The supplier should outline precisely how it intends to destroy/permanently delete the organisation’s information the moment it is no longer required i.e. in the event of a termination. If, at the end of a contract, the need arises to handover support and/or services to another provider not listed on the agreement, steps are taken to ensure that the process results in zero business interruption. To ensure that the benefits of outsourcing operations outweigh the risks of including providers in the scenario, contracts should be written properly, and ISO 27001 requires an organization to consider security clauses in contracts. Some examples of security clauses are:
- Right to audit: clause ensuring the organization has the right to audit and test the security controls periodically, or upon significant changes to the relationship.
- Notification about security breaches: clause requiring the provider to inform the organization in a timely manner regarding any security breaches that may impact the organization’s business. Generally, this clause is related to data breach notification laws that affect either the organization or the provider, or both.
- Adherence to security practices: clause requiring the provider to adhere to the organization’s security practices, and to communicate any situations where this adherence is not achievable, helping to prevent security gaps or conflicts that could impair security performance.
- Response time to vulnerabilities: clause requiring the provider to provide, in a timely manner, proper treatment for known vulnerabilities that may impact the organization’s business.
- Demonstration of compliance: clause requiring the provider to provide independent evidence that its operations and controls comply with contractual requirements. This can be achieved, for example, by a third-party audit agreed upon by the provider and the organization.
- Management of supplier’s supply chain risks: clause requiring the provider to ensure, within its own supply chain, the fulfillment of the same security clauses applied to the provider.
- Communication of changes: clause requiring the provider to inform the organization in a timely manner regarding changes in its environment that may impact the organization’s business.

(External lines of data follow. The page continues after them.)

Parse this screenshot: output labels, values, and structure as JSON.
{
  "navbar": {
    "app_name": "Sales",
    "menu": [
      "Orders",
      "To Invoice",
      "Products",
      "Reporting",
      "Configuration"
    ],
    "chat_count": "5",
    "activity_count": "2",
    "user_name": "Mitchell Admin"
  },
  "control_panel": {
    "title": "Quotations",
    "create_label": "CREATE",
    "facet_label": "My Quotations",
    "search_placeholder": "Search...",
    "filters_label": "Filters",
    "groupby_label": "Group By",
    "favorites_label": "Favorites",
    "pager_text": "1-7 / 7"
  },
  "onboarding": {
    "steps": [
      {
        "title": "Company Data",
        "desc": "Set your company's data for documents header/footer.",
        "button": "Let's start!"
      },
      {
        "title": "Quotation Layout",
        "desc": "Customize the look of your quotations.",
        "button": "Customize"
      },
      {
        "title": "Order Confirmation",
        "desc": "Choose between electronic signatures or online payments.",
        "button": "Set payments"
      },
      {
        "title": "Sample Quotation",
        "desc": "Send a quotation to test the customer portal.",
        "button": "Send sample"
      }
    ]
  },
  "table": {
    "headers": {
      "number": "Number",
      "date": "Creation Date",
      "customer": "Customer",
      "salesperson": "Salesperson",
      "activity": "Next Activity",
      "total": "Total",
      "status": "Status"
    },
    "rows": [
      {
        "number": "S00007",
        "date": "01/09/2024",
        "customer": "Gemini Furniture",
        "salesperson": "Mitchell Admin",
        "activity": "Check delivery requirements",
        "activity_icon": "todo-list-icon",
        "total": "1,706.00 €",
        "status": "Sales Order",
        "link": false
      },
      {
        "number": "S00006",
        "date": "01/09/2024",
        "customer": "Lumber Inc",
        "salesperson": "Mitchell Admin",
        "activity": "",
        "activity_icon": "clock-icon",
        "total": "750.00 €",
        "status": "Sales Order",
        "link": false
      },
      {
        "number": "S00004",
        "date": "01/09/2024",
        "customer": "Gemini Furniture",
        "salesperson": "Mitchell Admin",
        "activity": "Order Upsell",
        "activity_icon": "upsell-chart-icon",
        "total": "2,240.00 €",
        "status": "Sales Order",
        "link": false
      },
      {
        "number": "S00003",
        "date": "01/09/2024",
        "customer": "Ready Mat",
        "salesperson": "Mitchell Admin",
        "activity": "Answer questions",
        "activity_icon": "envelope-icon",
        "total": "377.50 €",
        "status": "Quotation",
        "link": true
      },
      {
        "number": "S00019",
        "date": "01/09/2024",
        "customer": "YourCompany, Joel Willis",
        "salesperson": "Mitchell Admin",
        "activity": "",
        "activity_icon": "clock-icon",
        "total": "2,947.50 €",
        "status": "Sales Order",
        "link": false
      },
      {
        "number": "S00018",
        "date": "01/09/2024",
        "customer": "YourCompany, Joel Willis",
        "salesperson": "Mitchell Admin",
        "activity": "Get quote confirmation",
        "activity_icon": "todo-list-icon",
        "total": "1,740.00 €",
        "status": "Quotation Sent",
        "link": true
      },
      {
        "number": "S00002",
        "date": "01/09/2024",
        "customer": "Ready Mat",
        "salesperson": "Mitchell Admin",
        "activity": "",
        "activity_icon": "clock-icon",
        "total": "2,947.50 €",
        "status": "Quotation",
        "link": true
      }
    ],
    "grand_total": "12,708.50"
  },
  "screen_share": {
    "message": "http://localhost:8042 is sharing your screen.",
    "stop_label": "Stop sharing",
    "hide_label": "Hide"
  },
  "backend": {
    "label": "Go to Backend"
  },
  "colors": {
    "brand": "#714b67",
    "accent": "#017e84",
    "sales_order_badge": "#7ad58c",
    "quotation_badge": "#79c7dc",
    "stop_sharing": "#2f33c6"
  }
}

- Maintenance of service levels: clause requiring the provider to inform the organization regarding its plans to ensure service levels in normal conditions and during disruptive events, on either the organization’s or the provider’s premises.
You should note this is not a definitive list and other clauses may arise from risk assessments, and that all contractual clauses should be reviewed by legal personnel to ensure proper wording and application. To define which clauses to apply, you should focus on each supplier’s risks, by means of surveys, questionnaires, and gathering of controls documentation during supplier selection. To help you manage information on multiple suppliers, you can use criteria like:
- categorizing suppliers based on what they do for you
- prioritizing suppliers based on information you share with them, or information they may have access to.